Falafel and Shwarma and Schnitzl Oh My!

I’m back from my two-week escapade all over Israel and all I can think about is how I want to be back in that gorgeous country with all my new friends.  I could talk for hours about the places I visited, but I would be lying by omission if I didn’t tell you that the food was the ultimate trip highlight.  I awoke each morning to a spread of yogurt, cheese, fresh fruit, and vegetables that would make you weep.  It has been difficult to adjust to a life without those breakfasts.  But don’t think we peaked at the beginning of the day.  Lunches were also spectacular.

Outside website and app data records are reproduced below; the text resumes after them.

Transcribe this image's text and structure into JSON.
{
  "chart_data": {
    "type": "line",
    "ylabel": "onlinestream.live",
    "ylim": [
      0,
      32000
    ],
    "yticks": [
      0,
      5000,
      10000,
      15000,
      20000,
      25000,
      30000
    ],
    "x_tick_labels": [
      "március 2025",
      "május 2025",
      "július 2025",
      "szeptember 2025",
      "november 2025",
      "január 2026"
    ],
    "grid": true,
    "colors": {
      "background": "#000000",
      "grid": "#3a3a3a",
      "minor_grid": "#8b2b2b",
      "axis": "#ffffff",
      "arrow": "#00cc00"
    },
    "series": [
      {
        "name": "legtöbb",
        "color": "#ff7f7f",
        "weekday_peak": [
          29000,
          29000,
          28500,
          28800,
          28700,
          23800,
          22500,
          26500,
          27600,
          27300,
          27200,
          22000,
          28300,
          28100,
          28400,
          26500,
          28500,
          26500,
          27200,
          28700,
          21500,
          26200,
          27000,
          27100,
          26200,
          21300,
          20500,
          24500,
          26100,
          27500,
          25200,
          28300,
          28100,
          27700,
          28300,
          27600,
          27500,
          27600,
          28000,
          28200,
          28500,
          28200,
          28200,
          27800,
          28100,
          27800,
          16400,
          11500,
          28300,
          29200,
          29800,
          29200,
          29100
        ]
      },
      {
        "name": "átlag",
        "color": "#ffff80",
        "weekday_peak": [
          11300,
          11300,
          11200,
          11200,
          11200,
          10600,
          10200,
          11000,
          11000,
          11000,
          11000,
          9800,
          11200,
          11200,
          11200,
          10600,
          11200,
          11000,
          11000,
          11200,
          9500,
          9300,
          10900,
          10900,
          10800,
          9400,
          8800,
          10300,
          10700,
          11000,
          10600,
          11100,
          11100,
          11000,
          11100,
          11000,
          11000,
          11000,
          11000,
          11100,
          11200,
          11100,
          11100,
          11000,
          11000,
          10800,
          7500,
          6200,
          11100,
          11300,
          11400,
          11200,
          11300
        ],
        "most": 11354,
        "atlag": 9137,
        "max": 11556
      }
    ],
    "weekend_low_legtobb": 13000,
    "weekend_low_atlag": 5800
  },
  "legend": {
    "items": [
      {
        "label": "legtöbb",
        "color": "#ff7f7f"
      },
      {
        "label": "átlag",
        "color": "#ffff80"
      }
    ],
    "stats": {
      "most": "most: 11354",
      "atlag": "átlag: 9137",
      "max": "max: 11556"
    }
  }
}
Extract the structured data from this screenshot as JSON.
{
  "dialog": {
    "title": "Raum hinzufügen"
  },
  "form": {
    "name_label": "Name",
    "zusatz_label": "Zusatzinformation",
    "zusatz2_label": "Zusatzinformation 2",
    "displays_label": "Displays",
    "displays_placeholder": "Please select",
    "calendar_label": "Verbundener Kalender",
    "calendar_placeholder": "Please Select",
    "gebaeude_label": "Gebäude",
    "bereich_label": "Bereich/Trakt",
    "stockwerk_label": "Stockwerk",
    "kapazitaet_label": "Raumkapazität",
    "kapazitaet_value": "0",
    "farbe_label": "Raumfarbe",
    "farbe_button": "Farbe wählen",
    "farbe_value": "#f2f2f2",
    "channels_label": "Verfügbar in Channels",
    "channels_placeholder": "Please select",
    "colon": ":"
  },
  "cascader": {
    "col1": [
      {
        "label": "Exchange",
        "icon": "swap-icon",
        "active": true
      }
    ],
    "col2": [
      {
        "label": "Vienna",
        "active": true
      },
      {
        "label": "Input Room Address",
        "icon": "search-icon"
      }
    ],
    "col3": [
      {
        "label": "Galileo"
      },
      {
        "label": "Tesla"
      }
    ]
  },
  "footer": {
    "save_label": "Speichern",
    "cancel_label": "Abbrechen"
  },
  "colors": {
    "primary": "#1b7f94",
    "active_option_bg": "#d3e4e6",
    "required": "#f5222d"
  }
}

Each day for lunch, we asked ourselves the same question: falafel, shwarma, or schnitzl?  The sandwiches are basically the same, the main ingredient is just swapped based on what you’re in the mood for that day.  They’re served in pita (fluffy and unlike what we have here in America), laffa (sort of like thin flatbread), or sometimes baguette.  Then comes the plethora of toppings.

The toppings can make all the difference.  On the first day, for instance, I put a curried mango sauce on top of my falafel (I think it’s called adom?).  I didn’t see this sauce for the rest of the trip but loved it.  Incidentally, I didn’t eat falafel beyond this first lunch because it was so unbelievable and I knew no other falafel would stand a chance.  Light, almost creamy on the inside, and just crispy enough on the outside.  After that, I mostly went with shwarma, meat on a spit.  The middle picture shown here is the shwarma I got at a truck stop.  I learned that much like bbq in the US, the best sandwiches in Israel can be found in hole-in-the-wall places like gas stations and random outdoor markets.  In the last picture (of schnitzl, breaded chicken), you’ll see one of my favorite toppings, french fries.  Americans have practically made french fries a separate food group, yet we haven’t been smart enough to put them inside the sandwich like they do in Israel.  It makes all the difference, especially when they soak up the hummus, tahina, cabbage, salad, and other toppings.  I may get strange looks, but I’ll be putting my fries inside my burger now that I’m back after having seen the light.

It’s bizarre being back and having to choose a lunch option that does not stem from this holy trinity of sandwiches.  It usually seems like New York has the best of everything when it comes to food, but I just don’t think I’ll be able to find any falafel, shwarma, or schnitzl that can compare to what I got in Israel.  ::Sigh::